▶ Dataset records

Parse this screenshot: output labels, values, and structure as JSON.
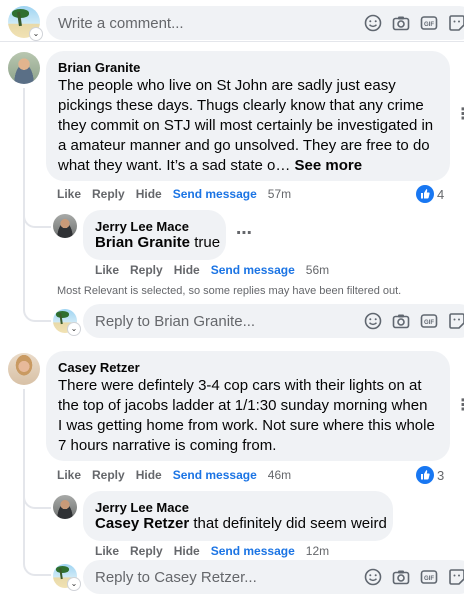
{
  "composer": {
    "placeholder": "Write a comment..."
  },
  "comments": [
    {
      "author": "Brian Granite",
      "lines": [
        "The people who live on St John are sadly just easy",
        "pickings these days. Thugs clearly know that any crime",
        "they commit on STJ will most certainly be investigated in",
        "a amateur manner and go unsolved. They are free to do",
        "what they want. It’s a sad state o…"
      ],
      "see_more": "See more",
      "actions": {
        "like": "Like",
        "reply": "Reply",
        "hide": "Hide",
        "send": "Send message",
        "time": "57m"
      },
      "reaction_count": "4",
      "reply": {
        "author": "Jerry Lee Mace",
        "mention": "Brian Granite",
        "text": " true",
        "actions": {
          "like": "Like",
          "reply": "Reply",
          "hide": "Hide",
          "send": "Send message",
          "time": "56m"
        }
      },
      "filter_note": "Most Relevant is selected, so some replies may have been filtered out.",
      "reply_box_placeholder": "Reply to Brian Granite..."
    },
    {
      "author": "Casey Retzer",
      "lines": [
        "There were defintely 3-4 cop cars with their lights on at",
        "the top of jacobs ladder at 1/1:30 sunday morning when",
        "I was getting home from work. Not sure where this whole",
        "7 hours narrative is coming from."
      ],
      "actions": {
        "like": "Like",
        "reply": "Reply",
        "hide": "Hide",
        "send": "Send message",
        "time": "46m"
      },
      "reaction_count": "3",
      "reply": {
        "author": "Jerry Lee Mace",
        "mention": "Casey Retzer",
        "text": " that definitely did seem weird",
        "actions": {
          "like": "Like",
          "reply": "Reply",
          "hide": "Hide",
          "send": "Send message",
          "time": "12m"
        }
      },
      "reply_box_placeholder": "Reply to Casey Retzer..."
    }
  ],
  "icons": [
    "smiley-icon",
    "camera-icon",
    "gif-icon",
    "sticker-icon",
    "like-thumb-icon",
    "more-dots-icon",
    "chevron-down-icon"
  ],
  "colors": {
    "accent": "#1b74e4",
    "bubble": "#f0f2f5",
    "muted": "#65676b",
    "like": "#1877f2"
  }
}
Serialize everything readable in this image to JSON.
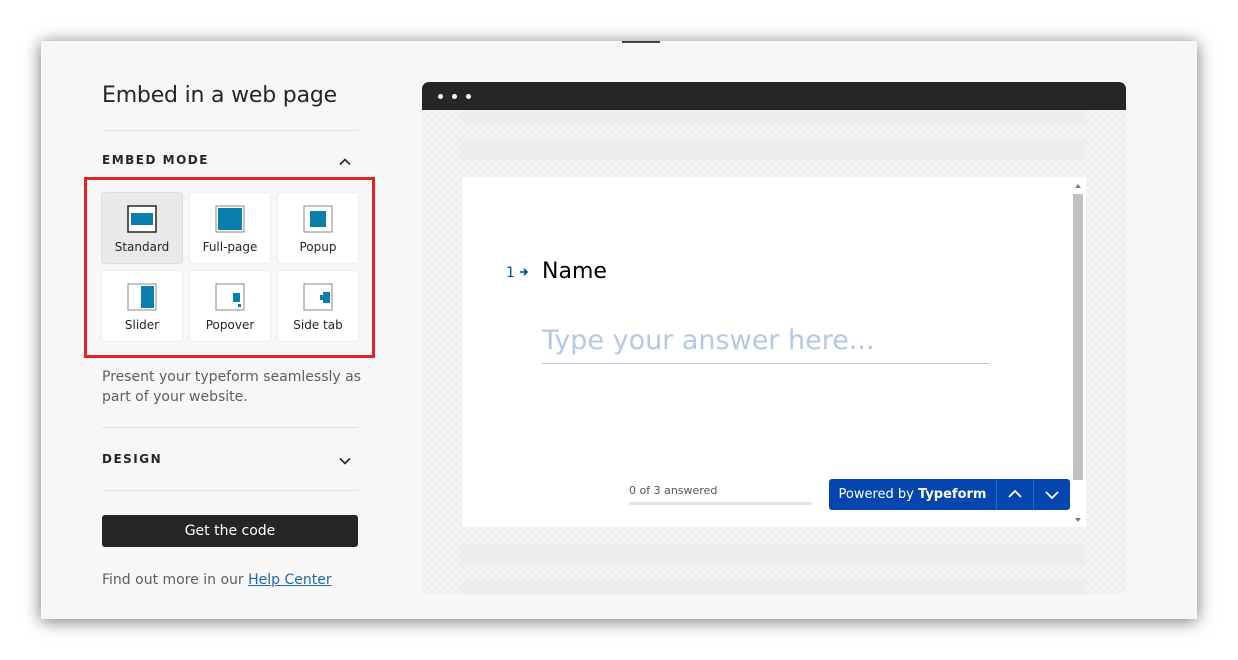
{
  "panel": {
    "title": "Embed in a web page",
    "embed_mode_label": "EMBED MODE",
    "design_label": "DESIGN",
    "description": "Present your typeform seamlessly as part of your website.",
    "get_code_label": "Get the code",
    "help_prefix": "Find out more in our ",
    "help_link": "Help Center"
  },
  "modes": [
    {
      "label": "Standard",
      "selected": true
    },
    {
      "label": "Full-page",
      "selected": false
    },
    {
      "label": "Popup",
      "selected": false
    },
    {
      "label": "Slider",
      "selected": false
    },
    {
      "label": "Popover",
      "selected": false
    },
    {
      "label": "Side tab",
      "selected": false
    }
  ],
  "preview": {
    "question_number": "1",
    "question_text": "Name",
    "answer_placeholder": "Type your answer here...",
    "answer_value": "",
    "progress_text": "0 of 3 answered",
    "progress_fraction": 0,
    "powered_prefix": "Powered by ",
    "powered_brand": "Typeform"
  },
  "colors": {
    "accent": "#0445af",
    "dark": "#262626",
    "highlight": "#e52222",
    "placeholder": "#b4c7e7"
  }
}
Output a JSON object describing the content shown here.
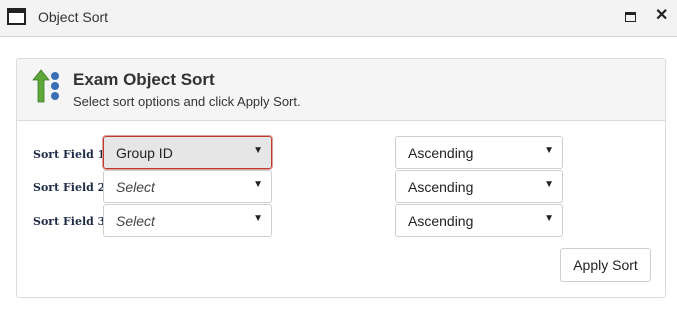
{
  "window": {
    "title": "Object Sort",
    "app_icon": "window-icon",
    "maximize_icon": "maximize-icon",
    "close_icon": "close-icon",
    "close_glyph": "✕"
  },
  "panel": {
    "icon": "sort-icon",
    "title": "Exam Object Sort",
    "subtitle": "Select sort options and click Apply Sort."
  },
  "rows": [
    {
      "label": "Sort Field 1:",
      "field_value": "Group ID",
      "field_is_placeholder": false,
      "direction": "Ascending"
    },
    {
      "label": "Sort Field 2:",
      "field_value": "Select",
      "field_is_placeholder": true,
      "direction": "Ascending"
    },
    {
      "label": "Sort Field 3:",
      "field_value": "Select",
      "field_is_placeholder": true,
      "direction": "Ascending"
    }
  ],
  "apply_button": {
    "label": "Apply Sort"
  },
  "colors": {
    "focus_border": "#c0392b",
    "header_bg": "#f5f5f5",
    "label_text": "#1f2a44",
    "arrow_green": "#5ea83a",
    "ball_blue": "#3a6fb5"
  }
}
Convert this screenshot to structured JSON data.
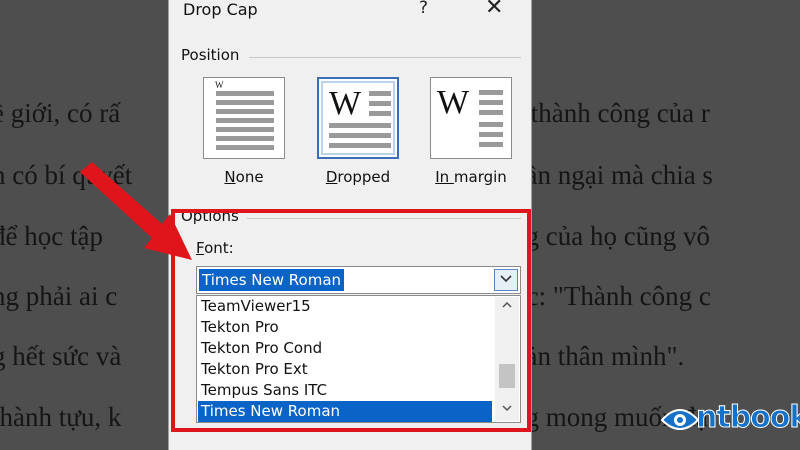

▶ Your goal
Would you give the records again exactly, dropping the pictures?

▶ Result of the task
Parse this screenshot: output labels, values, and structure as JSON.
{
  "composer": {
    "placeholder": "Write a comment..."
  },
  "comments": [
    {
      "author": "Brian Granite",
      "lines": [
        "The people who live on St John are sadly just easy",
        "pickings these days. Thugs clearly know that any crime",
        "they commit on STJ will most certainly be investigated in",
        "a amateur manner and go unsolved. They are free to do",
        "what they want. It’s a sad state o…"
      ],
      "see_more": "See more",
      "actions": {
        "like": "Like",
        "reply": "Reply",
        "hide": "Hide",
        "send": "Send message",
        "time": "57m"
      },
      "reaction_count": "4",
      "reply": {
        "author": "Jerry Lee Mace",
        "mention": "Brian Granite",
        "text": " true",
        "actions": {
          "like": "Like",
          "reply": "Reply",
          "hide": "Hide",
          "send": "Send message",
          "time": "56m"
        }
      },
      "filter_note": "Most Relevant is selected, so some replies may have been filtered out.",
      "reply_box_placeholder": "Reply to Brian Granite..."
    },
    {
      "author": "Casey Retzer",
      "lines": [
        "There were defintely 3-4 cop cars with their lights on at",
        "the top of jacobs ladder at 1/1:30 sunday morning when",
        "I was getting home from work. Not sure where this whole",
        "7 hours narrative is coming from."
      ],
      "actions": {
        "like": "Like",
        "reply": "Reply",
        "hide": "Hide",
        "send": "Send message",
        "time": "46m"
      },
      "reaction_count": "3",
      "reply": {
        "author": "Jerry Lee Mace",
        "mention": "Casey Retzer",
        "text": " that definitely did seem weird",
        "actions": {
          "like": "Like",
          "reply": "Reply",
          "hide": "Hide",
          "send": "Send message",
          "time": "12m"
        }
      },
      "reply_box_placeholder": "Reply to Casey Retzer..."
    }
  ],
  "icons": [
    "smiley-icon",
    "camera-icon",
    "gif-icon",
    "sticker-icon",
    "like-thumb-icon",
    "more-dots-icon",
    "chevron-down-icon"
  ],
  "colors": {
    "accent": "#1b74e4",
    "bubble": "#f0f2f5",
    "muted": "#65676b",
    "like": "#1877f2"
  }
}
Serialize everything readable in this image to JSON.
{
  "panel": {
    "title": "Embed in a web page",
    "embed_mode_label": "EMBED MODE",
    "design_label": "DESIGN",
    "description": "Present your typeform seamlessly as part of your website.",
    "get_code_label": "Get the code",
    "help_prefix": "Find out more in our ",
    "help_link": "Help Center"
  },
  "modes": [
    {
      "label": "Standard",
      "selected": true
    },
    {
      "label": "Full-page",
      "selected": false
    },
    {
      "label": "Popup",
      "selected": false
    },
    {
      "label": "Slider",
      "selected": false
    },
    {
      "label": "Popover",
      "selected": false
    },
    {
      "label": "Side tab",
      "selected": false
    }
  ],
  "preview": {
    "question_number": "1",
    "question_text": "Name",
    "answer_placeholder": "Type your answer here...",
    "answer_value": "",
    "progress_text": "0 of 3 answered",
    "progress_fraction": 0,
    "powered_prefix": "Powered by ",
    "powered_brand": "Typeform"
  },
  "colors": {
    "accent": "#0445af",
    "dark": "#262626",
    "highlight": "#e52222",
    "placeholder": "#b4c7e7"
  }
}
Output a JSON object describing the content shown here.
{
  "window": {
    "title": "Object Sort",
    "app_icon": "window-icon",
    "maximize_icon": "maximize-icon",
    "close_icon": "close-icon",
    "close_glyph": "✕"
  },
  "panel": {
    "icon": "sort-icon",
    "title": "Exam Object Sort",
    "subtitle": "Select sort options and click Apply Sort."
  },
  "rows": [
    {
      "label": "Sort Field 1:",
      "field_value": "Group ID",
      "field_is_placeholder": false,
      "direction": "Ascending"
    },
    {
      "label": "Sort Field 2:",
      "field_value": "Select",
      "field_is_placeholder": true,
      "direction": "Ascending"
    },
    {
      "label": "Sort Field 3:",
      "field_value": "Select",
      "field_is_placeholder": true,
      "direction": "Ascending"
    }
  ],
  "apply_button": {
    "label": "Apply Sort"
  },
  "colors": {
    "focus_border": "#c0392b",
    "header_bg": "#f5f5f5",
    "label_text": "#1f2a44",
    "arrow_green": "#5ea83a",
    "ball_blue": "#3a6fb5"
  }
}
Convert this screenshot to structured JSON data.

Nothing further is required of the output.